DORTMUND, GERMANY —
When the train to Germany arrived in Vienna there was an air of panic.
“Go, go, go!” coached 20-year-old Monhaf, rushing down the narrow train aisle.
“But where?” Only Mohammad knew our cabin numbers, and all the seats were full.
Everyone boarding the train had purchased a ticket - roughly $200. Even so, the journey that brought them to Europe from war zones in the Middle East had left so many behind; no one would risk missing the train.
Refugees fleeing Syria for Europe are increasingly young and able men, rather than the country’s most vulnerable impoverished families that have been running for more than four years. And these five friends boarding the train, as far has I have observed, represent a surge of pride among Syrian youth who don’t see themselves as victims, but as adventurers who simply refuse to play the hand they were dealt.
Looking toward future
The men had fled Syria, some fearing arrest, forced conscription or their homes being bombed. All faced a bleak future in a country ravaged by a war they didn’t create. More than one young man on the journey cried when talking about or to the mothers they all have praying for them in Syria.
“I can’t explain it. It’s too big,” said 22-year-old Maged, when asked how he felt about finally getting on a train to Germany. When the passengers found their seats, Monaf burst into song and the rest quickly joined in.
“Germany, Germany, what’s wonderful is Germany,” they sang, dancing in their seats. “If we can’t go from Turkey, we will go from Spain."
In Arabic, the song rhymes and the men said they learned it a few months ago.
Safely on the train, the conversation immediately turned to the major question for some: where to next? When a refugee officially registers in a country, he or she more or less gives up the right to change his or her mind.
“It’s my dream.

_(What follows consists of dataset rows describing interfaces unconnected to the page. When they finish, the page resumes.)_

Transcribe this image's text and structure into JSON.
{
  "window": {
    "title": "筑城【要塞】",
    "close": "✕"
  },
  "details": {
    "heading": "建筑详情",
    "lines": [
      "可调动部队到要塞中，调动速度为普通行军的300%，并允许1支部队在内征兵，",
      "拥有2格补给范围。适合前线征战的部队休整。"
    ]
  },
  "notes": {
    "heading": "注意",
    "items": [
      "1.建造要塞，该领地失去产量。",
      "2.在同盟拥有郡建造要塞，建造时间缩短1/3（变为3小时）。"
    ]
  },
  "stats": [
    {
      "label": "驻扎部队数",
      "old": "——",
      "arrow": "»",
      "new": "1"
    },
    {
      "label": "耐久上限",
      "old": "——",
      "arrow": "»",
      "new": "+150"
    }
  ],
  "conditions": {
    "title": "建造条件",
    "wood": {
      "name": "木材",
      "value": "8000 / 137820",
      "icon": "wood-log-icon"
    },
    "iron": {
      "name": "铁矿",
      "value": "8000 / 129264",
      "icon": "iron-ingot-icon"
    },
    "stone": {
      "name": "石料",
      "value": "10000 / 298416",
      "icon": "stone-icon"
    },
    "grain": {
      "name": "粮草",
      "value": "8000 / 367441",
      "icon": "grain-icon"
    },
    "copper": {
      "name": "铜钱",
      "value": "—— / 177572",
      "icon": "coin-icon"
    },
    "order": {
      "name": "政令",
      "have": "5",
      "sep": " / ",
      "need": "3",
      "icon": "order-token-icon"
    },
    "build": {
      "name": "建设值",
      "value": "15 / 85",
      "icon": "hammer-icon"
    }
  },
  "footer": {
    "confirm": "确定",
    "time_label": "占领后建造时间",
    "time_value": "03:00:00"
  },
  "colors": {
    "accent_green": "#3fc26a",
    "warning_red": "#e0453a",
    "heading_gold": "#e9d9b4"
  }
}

It’s real now,” said 20-year-old Omar, who insists he has wanted to be a dentist since childhood, despite his friends’ teasing. His anguish, however, was visible. When he reached Germany, he would have to decide in a matter of hours, not days, if he would stay there or register as a refugee in another country.
After we changed trains in Hanover, Omar and I passed the time trying to tally the militant groups and armies fighting in Syria. We counted nine. For these men, there is no going back.
Later in the day, after their first taste of Arab food in Germany, another man wept as he described his mother running after his bus, crying out, as he rode out of Damascus less than two weeks before. He sharply rebuffed his friends’ sympathies.
“Stop,” he said, as Omar tried to comfort him. Fear and sorrow are generally rejected here.
“Our luck is very, very good,” he added.
It took the friends a little over a week - a relatively short time - to get from Syria to Germany and selfies were snapped at every stop, often with hands up in “V” for victory. The first were sent at 4:00 a.m. one night last week, after they traveled by rubber boat from Turkey to Greece, a journey by sea that has ended countless lives.
The only part of the trip where no pictures were sent to worried family and friends was Hungary, the country along this route that refugees fear the most.
“No, no,” said Omar, shaking his finger, when I asked if they neglected to send pictures because they were scared. Hungary had offered a one-day special the day before they closed the borders. Refugees passed swiftly across the country in packed government-provided trains.
“Our luck is very, very good,” Omar later said at a coffee shop in Germany. “Very, very good.
Those left behind
Not everyone I met along the way had any luck at all. At every stop, from the Syrian border with Turkey to Germany, we saw refugees left behind.
Families slept in parks in Turkey, after spending all their money to smuggle themselves out of Syria. They had none left to pay for the rubber boat to Greece. We left impoverished children and elderly people camping out in tents by the docks in Greece, hoping to get on a boat to Athens.
We didn’t see the camps in Hungary, but months ago, among Syrian refugees, a “camp” was a place of moderate respite. Now a “camp” is considered just another kind of prison. At the train station in Athens, aid workers quickly learned to avoid the word when refugees refused to exit the station at closing time.
Beyond the people left behind at home were now friends and families trapped behind the Hungarian border. Thousands spent their life savings to get that far, and many don’t know what to do next.
“The border is closed,” texted Thiaa, a refugee traveling not far behind us. He responded to our concern with only: “What about the border?”
For the friends in Germany, the language of illegal immigration: smugglers, borders, small boats and tides is being replaced by the language of refugees. Now they are talking about legal status, rights and responsibilities and the weight of their choices ahead.
The place in which they are fingerprinted will likely be their homes for the foreseeable future. Omar is torn, not knowing where he will find the best universities. Other men are confused, with loved ones already settled in more than one place.
Even for the men determined to stay in Germany, the decision to register as a refugee means they can’t go home. Ahmed, 24, from an old Syrian tourist town, dreams of being a football player, spending his spare time swimming in the sea.
“I felt weird swimming in another country,” he said in Greece after he took a dive, having survived the dangerous overnight journey. “It felt like I will never go back to my country.”